Inspiration points to discuss advantages and limitations:

  • Readability
  • Speed
  • Scalability (scales well with the number of cores, or amount of memory)
  • Reusability (the code can be reused in different contexts)
  • Memory consumption
  • Reliability (handling of errors/exceptions)

Software project

The code subdirectory in the zip file must contain a exam_project subdirectory that implements the Exam class found in this directory (see Exam in the subdirectory exam_project/src/cp). To be sure that you are getting the class names and method signatures right, copy the exam_project subdirectory from this repository and start from there. Concretely, you must implement the methods m1, m2 and m3 in class Exam. The class contains documentation about what these methods are supposed to do.

I suggest that you use the NetBeans IDE to develop the project. The easiest way is to follow the steps below:

  • Open the project exam_project that you have just copied in your filesystem.
  • Edit method main in class Main to test the methods you have implemented in Exam. Your code in Main.main will be completely disregarded in the evaluation. Only the implementation of Exam will be evaluated, using an automated tester.

Using NetBeans is an easy way to ensure that I will be able to compile your code correctly. If the code does not compile you may automatically fail the exam, so make sure that it does! In particular, if you do not use NetBeans, you must ensure that your project can be correctly compiled by running the command ant jar, and that this results in a file called exam_project.jar inside of the subdirectory dist. If you use NetBeans and the provided exam_project template, all of this is automatically ensured.

IMPORTANT:

  • The directory structure of your project must be the same as the exam_project subdirectory I provide. Do not make your own project structure.
  • You can find a directory that you can use to test your project in the directory data_example, located in the same directory as this readme file. The directory I will use in the evaluation will follow the same format, but it will be different.
  • You can add your own classes, but you cannot change the types of what the the methods take as parameters or return. You cannot change the provided interfaces in any way. If you do, you risk failing the exam automatically.
  • When you start implementing a method, remove the throw new UnsupportedOperationException(); line from it first. If you do not manage to implement a method, then keep that line instead so that I know you chose not to give an implementation for that particular method.
  • You do not need to implement all methods to pass, but you need at least a good implementation of one of them. If you implement only one method and it does not work well, then you risk failing.
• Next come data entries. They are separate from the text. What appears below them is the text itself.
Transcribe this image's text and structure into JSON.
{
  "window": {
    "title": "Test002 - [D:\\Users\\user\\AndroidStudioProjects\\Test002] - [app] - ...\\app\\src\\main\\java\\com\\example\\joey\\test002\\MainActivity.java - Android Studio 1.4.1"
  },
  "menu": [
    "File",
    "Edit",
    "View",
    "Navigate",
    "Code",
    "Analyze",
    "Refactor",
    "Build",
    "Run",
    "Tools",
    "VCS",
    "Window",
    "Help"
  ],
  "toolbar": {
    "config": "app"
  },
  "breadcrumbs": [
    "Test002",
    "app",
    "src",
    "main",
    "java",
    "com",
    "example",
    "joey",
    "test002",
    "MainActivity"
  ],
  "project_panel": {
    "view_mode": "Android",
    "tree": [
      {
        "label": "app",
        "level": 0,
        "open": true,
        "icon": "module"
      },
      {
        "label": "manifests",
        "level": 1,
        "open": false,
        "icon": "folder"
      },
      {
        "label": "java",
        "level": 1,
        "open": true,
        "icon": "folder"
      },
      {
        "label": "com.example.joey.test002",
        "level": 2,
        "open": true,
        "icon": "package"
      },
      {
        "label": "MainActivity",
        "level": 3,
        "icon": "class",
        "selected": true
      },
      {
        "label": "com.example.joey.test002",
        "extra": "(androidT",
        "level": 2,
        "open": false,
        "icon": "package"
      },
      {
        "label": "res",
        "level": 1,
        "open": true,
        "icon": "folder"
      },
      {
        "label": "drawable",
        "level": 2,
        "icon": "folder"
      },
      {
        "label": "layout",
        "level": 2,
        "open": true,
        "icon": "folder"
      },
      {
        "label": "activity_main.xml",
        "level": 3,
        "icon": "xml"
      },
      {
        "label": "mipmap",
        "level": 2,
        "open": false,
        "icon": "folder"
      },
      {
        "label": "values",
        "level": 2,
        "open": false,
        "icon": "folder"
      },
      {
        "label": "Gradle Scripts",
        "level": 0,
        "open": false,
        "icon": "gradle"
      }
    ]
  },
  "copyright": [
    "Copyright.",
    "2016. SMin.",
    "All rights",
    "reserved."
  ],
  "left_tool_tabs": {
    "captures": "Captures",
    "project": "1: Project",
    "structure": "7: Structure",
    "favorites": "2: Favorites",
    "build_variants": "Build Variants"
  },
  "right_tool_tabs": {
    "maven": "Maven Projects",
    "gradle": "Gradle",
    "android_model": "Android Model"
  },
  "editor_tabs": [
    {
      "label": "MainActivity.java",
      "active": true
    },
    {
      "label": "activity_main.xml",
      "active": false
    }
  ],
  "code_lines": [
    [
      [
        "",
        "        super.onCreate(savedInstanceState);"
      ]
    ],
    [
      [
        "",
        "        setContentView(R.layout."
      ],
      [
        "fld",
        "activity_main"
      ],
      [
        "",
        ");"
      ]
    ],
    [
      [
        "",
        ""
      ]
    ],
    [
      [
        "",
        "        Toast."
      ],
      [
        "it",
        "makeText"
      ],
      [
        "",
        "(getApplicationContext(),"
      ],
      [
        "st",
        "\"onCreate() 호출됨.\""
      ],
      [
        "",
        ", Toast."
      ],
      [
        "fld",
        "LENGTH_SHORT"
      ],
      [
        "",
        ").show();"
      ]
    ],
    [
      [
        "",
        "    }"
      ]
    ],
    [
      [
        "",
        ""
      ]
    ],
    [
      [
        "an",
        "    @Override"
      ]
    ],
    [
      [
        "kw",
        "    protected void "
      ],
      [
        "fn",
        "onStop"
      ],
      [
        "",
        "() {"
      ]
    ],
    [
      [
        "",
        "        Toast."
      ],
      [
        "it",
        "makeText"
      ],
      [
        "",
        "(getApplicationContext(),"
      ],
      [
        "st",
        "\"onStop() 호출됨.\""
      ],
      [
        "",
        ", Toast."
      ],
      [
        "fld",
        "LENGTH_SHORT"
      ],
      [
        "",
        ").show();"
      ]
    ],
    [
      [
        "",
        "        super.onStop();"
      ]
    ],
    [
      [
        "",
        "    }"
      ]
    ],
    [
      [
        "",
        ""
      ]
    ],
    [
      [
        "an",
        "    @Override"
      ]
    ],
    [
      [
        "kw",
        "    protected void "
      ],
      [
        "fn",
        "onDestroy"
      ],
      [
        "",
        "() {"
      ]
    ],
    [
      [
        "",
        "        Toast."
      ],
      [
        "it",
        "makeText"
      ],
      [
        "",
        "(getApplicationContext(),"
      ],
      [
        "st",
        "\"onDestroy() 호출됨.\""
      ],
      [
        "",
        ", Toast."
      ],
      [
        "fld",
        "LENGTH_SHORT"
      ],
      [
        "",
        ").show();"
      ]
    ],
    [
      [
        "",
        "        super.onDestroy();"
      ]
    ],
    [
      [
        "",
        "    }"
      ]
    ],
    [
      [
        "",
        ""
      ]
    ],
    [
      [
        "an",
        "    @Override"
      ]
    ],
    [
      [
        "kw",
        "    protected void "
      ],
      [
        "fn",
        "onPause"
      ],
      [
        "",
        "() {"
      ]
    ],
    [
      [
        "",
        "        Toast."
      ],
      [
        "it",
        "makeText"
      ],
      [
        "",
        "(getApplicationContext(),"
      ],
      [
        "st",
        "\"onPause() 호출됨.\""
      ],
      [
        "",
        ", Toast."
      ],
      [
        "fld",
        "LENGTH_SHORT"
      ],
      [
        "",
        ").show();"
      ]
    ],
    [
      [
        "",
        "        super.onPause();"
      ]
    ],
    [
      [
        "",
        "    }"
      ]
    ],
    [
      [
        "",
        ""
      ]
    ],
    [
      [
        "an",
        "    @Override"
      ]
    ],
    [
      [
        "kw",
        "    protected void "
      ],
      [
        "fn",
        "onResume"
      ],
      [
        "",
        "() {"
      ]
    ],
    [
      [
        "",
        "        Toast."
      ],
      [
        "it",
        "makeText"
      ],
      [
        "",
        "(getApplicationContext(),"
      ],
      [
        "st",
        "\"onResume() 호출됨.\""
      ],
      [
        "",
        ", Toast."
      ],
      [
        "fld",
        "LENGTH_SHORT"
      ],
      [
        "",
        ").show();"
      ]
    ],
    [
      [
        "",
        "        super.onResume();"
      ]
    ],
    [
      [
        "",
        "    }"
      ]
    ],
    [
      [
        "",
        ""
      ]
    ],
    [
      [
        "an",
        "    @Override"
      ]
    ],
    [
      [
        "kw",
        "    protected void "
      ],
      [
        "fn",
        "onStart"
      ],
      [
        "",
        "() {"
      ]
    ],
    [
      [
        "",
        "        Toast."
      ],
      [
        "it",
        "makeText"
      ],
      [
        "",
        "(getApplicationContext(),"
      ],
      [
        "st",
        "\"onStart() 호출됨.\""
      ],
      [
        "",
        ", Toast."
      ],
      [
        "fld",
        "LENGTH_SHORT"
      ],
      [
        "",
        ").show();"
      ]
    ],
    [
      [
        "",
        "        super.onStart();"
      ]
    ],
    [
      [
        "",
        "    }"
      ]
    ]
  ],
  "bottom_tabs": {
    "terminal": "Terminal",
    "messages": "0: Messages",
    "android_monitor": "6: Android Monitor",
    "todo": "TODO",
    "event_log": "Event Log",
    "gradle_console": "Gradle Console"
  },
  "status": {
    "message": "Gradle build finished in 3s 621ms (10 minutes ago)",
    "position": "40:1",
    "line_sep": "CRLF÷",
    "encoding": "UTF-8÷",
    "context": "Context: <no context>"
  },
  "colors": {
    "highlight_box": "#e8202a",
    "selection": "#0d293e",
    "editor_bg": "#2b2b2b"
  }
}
Frequently Asked Questions and Comments

  • What version of NetBeans should we use? Use at least version 8.

  • The project will be tested using Java 8.

  • Including external libraries is forbidden. You can only use the Java standard library.

  • Be careful with thread termination: when I measure the time it takes your method calls to terminate, having threads that have not terminated may slow down the measurement.

  • How do I traverse directories? There are different ways to traverse directories in Java. See: http://www.adam-bien.com/roller/abien/entry/listing_directory_contents_with_jdk and https://docs.oracle.com/javase/tutorial/essential/io/walk.html. There is no "best" way for the project, since maybe one way will play nicer than the others with how you intend to program concurrency. You can also see the (simple!) example in lectures.

  • What about the storage? I will use an SSD for testing the projects.

  • What encoding will the files be in? UTF-8. I will not use any weird characters that require thinking of more than a Java char. I do not recommend using byte representations of strings.

  • This is useful if you want to test how your project scales with respect to the number of cores: How do I de-activate CPU cores in Linux? See http://www.cyberciti.biz/faq/debian-rhel-centos-redhat-suse-hotplug-cpu/.